◆ **YOUR ASSIGNMENT**:
Taking the records below, count the lines in which "this" appears and supply only the count.

◆ **DATA EXTRACTS**:
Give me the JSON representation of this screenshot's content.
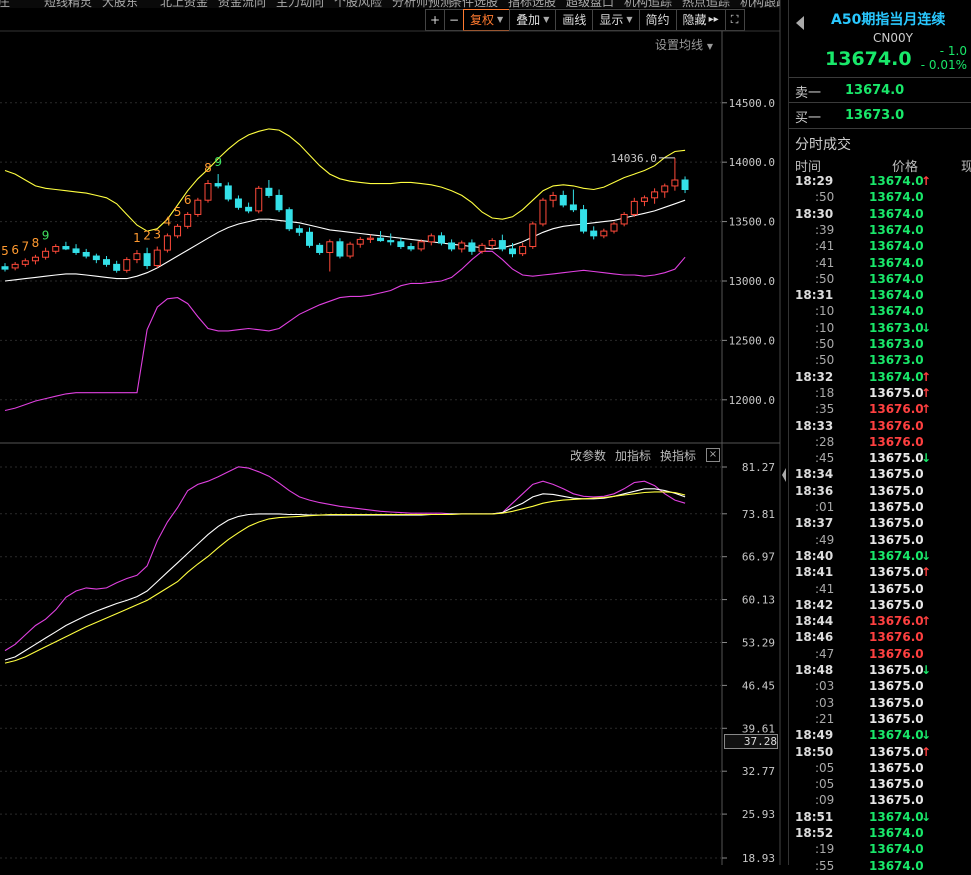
{
  "top_nav": [
    "短庄",
    "短线精灵",
    "大股东",
    "北上资金",
    "资金流向",
    "主力动向",
    "个股风险",
    "分析师预测",
    "条件选股",
    "指标选股",
    "超级盘口",
    "机构追踪",
    "热点追踪",
    "机构跟踪"
  ],
  "toolbar": {
    "plus": "+",
    "minus": "−",
    "fq": "复权",
    "overlay": "叠加",
    "draw": "画线",
    "display": "显示",
    "simple": "简约",
    "hide": "隐藏",
    "hide_arrows": "▸▸",
    "expand_icon": "fullscreen-icon"
  },
  "ma_settings": "设置均线",
  "sub_tools": {
    "params": "改参数",
    "add": "加指标",
    "switch": "换指标",
    "close": "×"
  },
  "crosshair_value": "37.28",
  "annotation_high": "14036.0",
  "chart_data": [
    {
      "type": "candlestick",
      "y_ticks": [
        14500.0,
        14000.0,
        13500.0,
        13000.0,
        12500.0,
        12000.0
      ],
      "ylim": [
        11830,
        14860
      ],
      "sequence_labels": [
        "5",
        "6",
        "7",
        "8",
        "9",
        "1",
        "2",
        "3",
        "4",
        "5",
        "6",
        "8",
        "9"
      ],
      "high_marker": 14036.0,
      "x": [
        0,
        1,
        2,
        3,
        4,
        5,
        6,
        7,
        8,
        9,
        10,
        11,
        12,
        13,
        14,
        15,
        16,
        17,
        18,
        19,
        20,
        21,
        22,
        23,
        24,
        25,
        26,
        27,
        28,
        29,
        30,
        31,
        32,
        33,
        34,
        35,
        36,
        37,
        38,
        39,
        40,
        41,
        42,
        43,
        44,
        45,
        46,
        47,
        48,
        49,
        50,
        51,
        52,
        53,
        54,
        55,
        56,
        57,
        58,
        59,
        60,
        61,
        62,
        63,
        64,
        65,
        66,
        67
      ],
      "ohlc": [
        [
          13120,
          13150,
          13080,
          13100
        ],
        [
          13110,
          13160,
          13090,
          13140
        ],
        [
          13140,
          13190,
          13120,
          13170
        ],
        [
          13170,
          13220,
          13140,
          13200
        ],
        [
          13200,
          13280,
          13180,
          13250
        ],
        [
          13250,
          13310,
          13230,
          13290
        ],
        [
          13290,
          13330,
          13260,
          13270
        ],
        [
          13270,
          13310,
          13220,
          13240
        ],
        [
          13240,
          13270,
          13190,
          13210
        ],
        [
          13210,
          13230,
          13150,
          13180
        ],
        [
          13180,
          13210,
          13120,
          13140
        ],
        [
          13140,
          13170,
          13070,
          13090
        ],
        [
          13090,
          13200,
          13070,
          13180
        ],
        [
          13180,
          13260,
          13150,
          13230
        ],
        [
          13230,
          13280,
          13100,
          13130
        ],
        [
          13130,
          13290,
          13110,
          13260
        ],
        [
          13260,
          13400,
          13240,
          13380
        ],
        [
          13380,
          13480,
          13360,
          13460
        ],
        [
          13460,
          13580,
          13440,
          13560
        ],
        [
          13560,
          13700,
          13540,
          13680
        ],
        [
          13680,
          13850,
          13660,
          13820
        ],
        [
          13820,
          13900,
          13780,
          13800
        ],
        [
          13800,
          13830,
          13670,
          13690
        ],
        [
          13690,
          13720,
          13600,
          13620
        ],
        [
          13620,
          13660,
          13570,
          13590
        ],
        [
          13590,
          13800,
          13570,
          13780
        ],
        [
          13780,
          13850,
          13700,
          13720
        ],
        [
          13720,
          13770,
          13580,
          13600
        ],
        [
          13600,
          13620,
          13420,
          13440
        ],
        [
          13440,
          13470,
          13380,
          13410
        ],
        [
          13410,
          13450,
          13280,
          13300
        ],
        [
          13300,
          13320,
          13220,
          13240
        ],
        [
          13240,
          13350,
          13080,
          13330
        ],
        [
          13330,
          13360,
          13190,
          13210
        ],
        [
          13210,
          13330,
          13190,
          13310
        ],
        [
          13310,
          13370,
          13280,
          13350
        ],
        [
          13350,
          13390,
          13320,
          13360
        ],
        [
          13360,
          13420,
          13330,
          13340
        ],
        [
          13340,
          13400,
          13300,
          13330
        ],
        [
          13330,
          13360,
          13270,
          13290
        ],
        [
          13290,
          13320,
          13250,
          13270
        ],
        [
          13270,
          13350,
          13250,
          13330
        ],
        [
          13330,
          13400,
          13300,
          13380
        ],
        [
          13380,
          13410,
          13300,
          13320
        ],
        [
          13320,
          13350,
          13250,
          13270
        ],
        [
          13270,
          13340,
          13240,
          13320
        ],
        [
          13320,
          13350,
          13220,
          13250
        ],
        [
          13250,
          13320,
          13230,
          13300
        ],
        [
          13300,
          13360,
          13270,
          13340
        ],
        [
          13340,
          13390,
          13250,
          13270
        ],
        [
          13270,
          13320,
          13200,
          13230
        ],
        [
          13230,
          13320,
          13210,
          13290
        ],
        [
          13290,
          13500,
          13270,
          13480
        ],
        [
          13480,
          13700,
          13460,
          13680
        ],
        [
          13680,
          13750,
          13620,
          13720
        ],
        [
          13720,
          13760,
          13620,
          13640
        ],
        [
          13640,
          13770,
          13580,
          13600
        ],
        [
          13600,
          13640,
          13400,
          13420
        ],
        [
          13420,
          13460,
          13350,
          13380
        ],
        [
          13380,
          13440,
          13360,
          13420
        ],
        [
          13420,
          13500,
          13400,
          13480
        ],
        [
          13480,
          13580,
          13460,
          13560
        ],
        [
          13560,
          13700,
          13540,
          13670
        ],
        [
          13670,
          13720,
          13630,
          13700
        ],
        [
          13700,
          13780,
          13650,
          13750
        ],
        [
          13750,
          13820,
          13700,
          13800
        ],
        [
          13800,
          14036,
          13760,
          13850
        ],
        [
          13850,
          13880,
          13740,
          13770
        ]
      ],
      "boll_upper": [
        13930,
        13900,
        13850,
        13800,
        13780,
        13770,
        13760,
        13750,
        13740,
        13720,
        13700,
        13650,
        13560,
        13470,
        13420,
        13440,
        13520,
        13640,
        13760,
        13860,
        13940,
        14030,
        14110,
        14180,
        14230,
        14260,
        14280,
        14270,
        14220,
        14150,
        14060,
        13970,
        13900,
        13860,
        13840,
        13830,
        13820,
        13820,
        13820,
        13830,
        13830,
        13820,
        13810,
        13790,
        13760,
        13720,
        13660,
        13580,
        13530,
        13520,
        13540,
        13600,
        13680,
        13760,
        13800,
        13810,
        13800,
        13780,
        13770,
        13790,
        13830,
        13870,
        13900,
        13930,
        13970,
        14040,
        14090,
        14100
      ],
      "boll_middle": [
        13000,
        13010,
        13020,
        13030,
        13040,
        13050,
        13060,
        13060,
        13050,
        13040,
        13030,
        13020,
        13020,
        13040,
        13070,
        13110,
        13160,
        13210,
        13260,
        13310,
        13360,
        13410,
        13450,
        13480,
        13500,
        13520,
        13520,
        13510,
        13500,
        13490,
        13470,
        13450,
        13430,
        13420,
        13410,
        13400,
        13390,
        13380,
        13370,
        13360,
        13350,
        13340,
        13330,
        13320,
        13310,
        13300,
        13290,
        13280,
        13270,
        13280,
        13300,
        13330,
        13370,
        13410,
        13440,
        13460,
        13470,
        13480,
        13490,
        13500,
        13510,
        13530,
        13550,
        13570,
        13590,
        13620,
        13650,
        13680
      ],
      "boll_lower": [
        11910,
        11930,
        11960,
        11990,
        12010,
        12030,
        12050,
        12060,
        12060,
        12060,
        12060,
        12060,
        12060,
        12060,
        12590,
        12780,
        12850,
        12860,
        12810,
        12700,
        12600,
        12580,
        12580,
        12590,
        12600,
        12590,
        12580,
        12600,
        12660,
        12720,
        12760,
        12800,
        12830,
        12860,
        12870,
        12870,
        12880,
        12900,
        12920,
        12960,
        12980,
        12980,
        12990,
        13000,
        13030,
        13100,
        13180,
        13250,
        13250,
        13180,
        13100,
        13050,
        13040,
        13050,
        13060,
        13070,
        13080,
        13090,
        13080,
        13070,
        13060,
        13050,
        13050,
        13040,
        13050,
        13070,
        13100,
        13200
      ]
    },
    {
      "type": "line",
      "y_ticks": [
        81.27,
        73.81,
        66.97,
        60.13,
        53.29,
        46.45,
        39.61,
        32.77,
        25.93,
        18.93
      ],
      "ylim": [
        18.93,
        81.27
      ],
      "series": [
        {
          "color": "#e040e0",
          "values": [
            52.0,
            53.0,
            54.5,
            56.0,
            57.0,
            58.5,
            60.5,
            61.5,
            62.0,
            61.8,
            62.0,
            62.8,
            63.5,
            64.0,
            65.5,
            69.5,
            72.5,
            74.8,
            77.5,
            78.5,
            79.0,
            79.7,
            80.5,
            81.3,
            81.1,
            80.5,
            79.8,
            78.7,
            77.5,
            76.5,
            76.0,
            75.6,
            75.3,
            75.0,
            74.8,
            74.6,
            74.4,
            74.2,
            74.1,
            74.0,
            73.9,
            73.9,
            73.9,
            73.9,
            73.8,
            73.8,
            73.8,
            73.8,
            73.8,
            74.0,
            75.5,
            77.0,
            78.5,
            79.0,
            78.5,
            77.8,
            77.0,
            76.6,
            76.5,
            76.6,
            77.0,
            77.8,
            78.8,
            79.0,
            78.3,
            77.0,
            76.0,
            75.5
          ]
        },
        {
          "color": "#ffffff",
          "values": [
            50.5,
            51.0,
            52.0,
            53.0,
            54.0,
            55.0,
            56.0,
            56.8,
            57.6,
            58.3,
            58.9,
            59.5,
            60.0,
            60.6,
            61.5,
            63.0,
            64.5,
            66.0,
            67.5,
            69.0,
            70.5,
            71.8,
            72.8,
            73.4,
            73.7,
            73.8,
            73.8,
            73.8,
            73.7,
            73.7,
            73.6,
            73.6,
            73.6,
            73.6,
            73.6,
            73.6,
            73.6,
            73.6,
            73.6,
            73.6,
            73.6,
            73.6,
            73.7,
            73.7,
            73.8,
            73.8,
            73.8,
            73.8,
            73.8,
            74.0,
            74.8,
            75.5,
            76.5,
            77.0,
            76.9,
            76.6,
            76.3,
            76.2,
            76.2,
            76.3,
            76.6,
            77.0,
            77.4,
            77.8,
            77.8,
            77.5,
            77.1,
            76.5
          ]
        },
        {
          "color": "#ffff40",
          "values": [
            50.0,
            50.4,
            51.0,
            51.8,
            52.6,
            53.4,
            54.2,
            55.0,
            55.8,
            56.5,
            57.2,
            57.9,
            58.6,
            59.3,
            60.0,
            61.0,
            62.0,
            63.0,
            64.5,
            65.8,
            67.0,
            68.4,
            69.7,
            70.8,
            71.8,
            72.5,
            73.0,
            73.2,
            73.3,
            73.4,
            73.5,
            73.6,
            73.7,
            73.7,
            73.7,
            73.7,
            73.7,
            73.7,
            73.7,
            73.7,
            73.7,
            73.7,
            73.7,
            73.7,
            73.7,
            73.8,
            73.8,
            73.8,
            73.8,
            73.9,
            74.2,
            74.6,
            75.0,
            75.5,
            75.8,
            76.0,
            76.1,
            76.2,
            76.3,
            76.4,
            76.6,
            76.8,
            77.0,
            77.2,
            77.3,
            77.3,
            77.2,
            76.8
          ]
        }
      ]
    }
  ],
  "panel": {
    "title": "A50期指当月连续",
    "code": "CN00Y",
    "price": "13674.0",
    "change": "- 1.0",
    "change_pct": "- 0.01%",
    "sell_label": "卖一",
    "sell_value": "13674.0",
    "buy_label": "买一",
    "buy_value": "13673.0",
    "section": "分时成交",
    "col_time": "时间",
    "col_price": "价格",
    "col_vol": "现",
    "colors": {
      "up": "#ff4040",
      "down": "#19e86a",
      "flat": "#e8e8e8"
    },
    "ticks": [
      {
        "t": "18:29",
        "p": "13674.0",
        "c": "g",
        "a": "up"
      },
      {
        "t": ":50",
        "p": "13674.0",
        "c": "g",
        "a": ""
      },
      {
        "t": "18:30",
        "p": "13674.0",
        "c": "g",
        "a": ""
      },
      {
        "t": ":39",
        "p": "13674.0",
        "c": "g",
        "a": ""
      },
      {
        "t": ":41",
        "p": "13674.0",
        "c": "g",
        "a": ""
      },
      {
        "t": ":41",
        "p": "13674.0",
        "c": "g",
        "a": ""
      },
      {
        "t": ":50",
        "p": "13674.0",
        "c": "g",
        "a": ""
      },
      {
        "t": "18:31",
        "p": "13674.0",
        "c": "g",
        "a": ""
      },
      {
        "t": ":10",
        "p": "13674.0",
        "c": "g",
        "a": ""
      },
      {
        "t": ":10",
        "p": "13673.0",
        "c": "g",
        "a": "down"
      },
      {
        "t": ":50",
        "p": "13673.0",
        "c": "g",
        "a": ""
      },
      {
        "t": ":50",
        "p": "13673.0",
        "c": "g",
        "a": ""
      },
      {
        "t": "18:32",
        "p": "13674.0",
        "c": "g",
        "a": "up"
      },
      {
        "t": ":18",
        "p": "13675.0",
        "c": "w",
        "a": "up"
      },
      {
        "t": ":35",
        "p": "13676.0",
        "c": "r",
        "a": "up"
      },
      {
        "t": "18:33",
        "p": "13676.0",
        "c": "r",
        "a": ""
      },
      {
        "t": ":28",
        "p": "13676.0",
        "c": "r",
        "a": ""
      },
      {
        "t": ":45",
        "p": "13675.0",
        "c": "w",
        "a": "down"
      },
      {
        "t": "18:34",
        "p": "13675.0",
        "c": "w",
        "a": ""
      },
      {
        "t": "18:36",
        "p": "13675.0",
        "c": "w",
        "a": ""
      },
      {
        "t": ":01",
        "p": "13675.0",
        "c": "w",
        "a": ""
      },
      {
        "t": "18:37",
        "p": "13675.0",
        "c": "w",
        "a": ""
      },
      {
        "t": ":49",
        "p": "13675.0",
        "c": "w",
        "a": ""
      },
      {
        "t": "18:40",
        "p": "13674.0",
        "c": "g",
        "a": "down"
      },
      {
        "t": "18:41",
        "p": "13675.0",
        "c": "w",
        "a": "up"
      },
      {
        "t": ":41",
        "p": "13675.0",
        "c": "w",
        "a": ""
      },
      {
        "t": "18:42",
        "p": "13675.0",
        "c": "w",
        "a": ""
      },
      {
        "t": "18:44",
        "p": "13676.0",
        "c": "r",
        "a": "up"
      },
      {
        "t": "18:46",
        "p": "13676.0",
        "c": "r",
        "a": ""
      },
      {
        "t": ":47",
        "p": "13676.0",
        "c": "r",
        "a": ""
      },
      {
        "t": "18:48",
        "p": "13675.0",
        "c": "w",
        "a": "down"
      },
      {
        "t": ":03",
        "p": "13675.0",
        "c": "w",
        "a": ""
      },
      {
        "t": ":03",
        "p": "13675.0",
        "c": "w",
        "a": ""
      },
      {
        "t": ":21",
        "p": "13675.0",
        "c": "w",
        "a": ""
      },
      {
        "t": "18:49",
        "p": "13674.0",
        "c": "g",
        "a": "down"
      },
      {
        "t": "18:50",
        "p": "13675.0",
        "c": "w",
        "a": "up"
      },
      {
        "t": ":05",
        "p": "13675.0",
        "c": "w",
        "a": ""
      },
      {
        "t": ":05",
        "p": "13675.0",
        "c": "w",
        "a": ""
      },
      {
        "t": ":09",
        "p": "13675.0",
        "c": "w",
        "a": ""
      },
      {
        "t": "18:51",
        "p": "13674.0",
        "c": "g",
        "a": "down"
      },
      {
        "t": "18:52",
        "p": "13674.0",
        "c": "g",
        "a": ""
      },
      {
        "t": ":19",
        "p": "13674.0",
        "c": "g",
        "a": ""
      },
      {
        "t": ":55",
        "p": "13674.0",
        "c": "g",
        "a": ""
      }
    ]
  }
}
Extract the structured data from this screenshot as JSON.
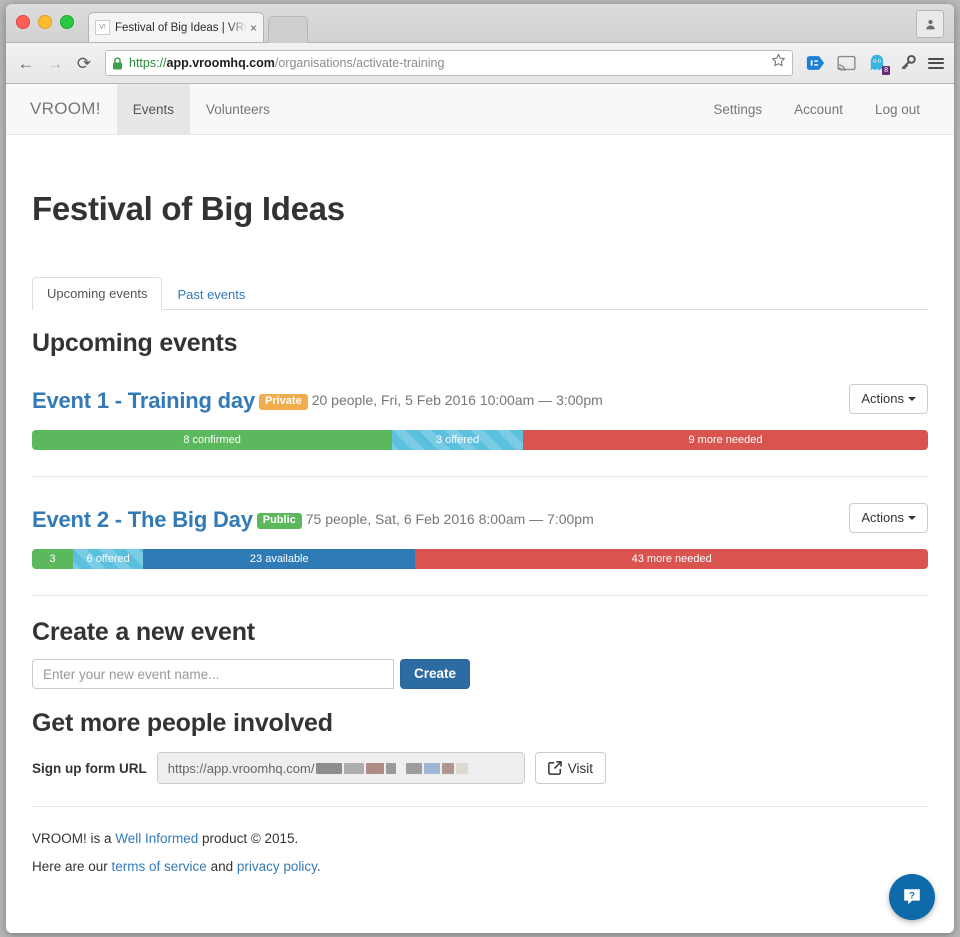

◆ **SOLUTION TO THE PROBLEM**:
2